I just started watching the video Dan Savage does with his partner about teenage glbtq suicide and it started out “I went to an all boys catholic highschool…” (http://www.youtube.com/watch?v=7IcVyvg2Qlo). It reminds me of my adolescence, not only because I went to a catholic all-girls highschool, but also because I was becoming comfortable with my sexuality, my non-heterosexuality, my bisexuality, my pansexuality, whatever sexuality is, my sexual nature? Either way, my sexual self. What I knew about my sexual self as a sophomore was that I liked girls, I had crushes on girls. I was incredibly lucky because there was someone who was out who I latched on to and told about my sexuality. Either way, being a non-heterosexual person in highschool can be difficult. Highschool can be difficult. Being gay is difficult in America, most of America, unless you have a strong support network and even then, there are your peers, and community members, and others who might not be so supportive.

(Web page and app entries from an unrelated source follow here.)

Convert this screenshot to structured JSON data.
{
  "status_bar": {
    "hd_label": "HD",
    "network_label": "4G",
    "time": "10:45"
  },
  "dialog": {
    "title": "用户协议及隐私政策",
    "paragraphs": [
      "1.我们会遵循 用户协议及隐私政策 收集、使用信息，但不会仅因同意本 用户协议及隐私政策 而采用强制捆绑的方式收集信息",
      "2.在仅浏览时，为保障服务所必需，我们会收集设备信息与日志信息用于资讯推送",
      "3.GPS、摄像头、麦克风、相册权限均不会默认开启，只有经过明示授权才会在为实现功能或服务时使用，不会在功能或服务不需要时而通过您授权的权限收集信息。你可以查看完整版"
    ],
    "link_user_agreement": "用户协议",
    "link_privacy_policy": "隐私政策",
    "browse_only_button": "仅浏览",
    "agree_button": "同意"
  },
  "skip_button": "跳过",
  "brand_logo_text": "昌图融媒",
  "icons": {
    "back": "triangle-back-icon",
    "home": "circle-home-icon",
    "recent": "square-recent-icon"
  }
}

A very large issue in the glbtq community is the prevalence or wide occurrence of having depression sometime in life. Depression or prolonged sadness is common for many people and possibly because its becoming less of a stigma, depression is being revealed more, but it seems to be really common for gay youth. For this reason, there are many non-profits that combat and try to prevent glbtq youth from committing suicide (which are among the most likely to commit suicide of the youth population). The reasons for glbtq wanting to commit suicide may range from lonliness, societal stigma, secrecy, constant conflict at school or home, emotional or physical isolation, homelessness, and more. Every person’s experience with depression is unique.
What I am going to talk about in this post is something one of my good friends just brought to my attention, Dan Savage’s organization to prevent youth suicide among the glbtq population through his project called “It Gets Better”.
In Dan Savage’s video (which I provided a link for above) is the message “It Gets Better” and it will and it can. So, you can live a better life when you get out of a tough time. During the video the two (Dan and his partner) share their highschool experiences, how they met, how they have supportive family networks, and how they have an amazing family with their son, DJ. Then they share really cute memories, which you should watch the video to hear about. My favorite message is “you will find love and a community”. Truth Dan, Truth.
It Gets Better Project
Dan Savage, author of the sex advice column and podcast Savage Love, started a campaign called “It Gets Better” with his partner Terry after hearing about the death of Billy Lucas, age 15, on the eve of World Suicide Prevention Day (more here: http://www.examiner.com/sex-education-in-national/dan-savage-launches-it-gets-better-project-to-reach-out-to-lgbt-teens).
Savage’s message is that we can spread hope to others, simply through the internet, by being a supportive friend, family member, or community member. After being introduced by another friend of mine to Savage’s podcast “Savage Love” this summer I am extremely supportive of what Savage is trying to do. In his podcast Savage combats heterosexist assumptions about gender roles, relationships, and sex, which is one of the first steps as an individual to combat homophobia.
The Trevor Project
Another project that strives to prevent glbtq youth suicide is the Trevor Project. The Trevor Project is based out of Southern California.
On their website (http://www.thetrevorproject.org/about-trevor/organization) it states their vision:
“The Trevor Project is the national provider of life saving resources to LGBTQ youth and their families. We advocate acceptance and help prevent teen suicide by promoting mental health and positive self-esteem through a premiere on line destination, nationwide 24/7 call centers, and empowering social activities”
The Trevor Project is an amazing resource and on their website they state a strategic plan of how they are going to reach their goals of preventing suicide among glbtq youth.
A very large influence on teen depression is homophobia. Homophobia is not always a direct attack, but also comes in assumptions about desire and experience. Homophobia is oppressive, individually and to the lgbtq community because it makes being attracted to a person of the same-sex a stigma and that should not be the case.
When I was home the year before my senior year in college, three people committed suicide in front of train tracks. The city posted police cars at every stop in my city and they saved two kids lives. Our local glbtq organization spoke at a town hall meeting offering their services. I hope they save more kids lives because every life is valuable.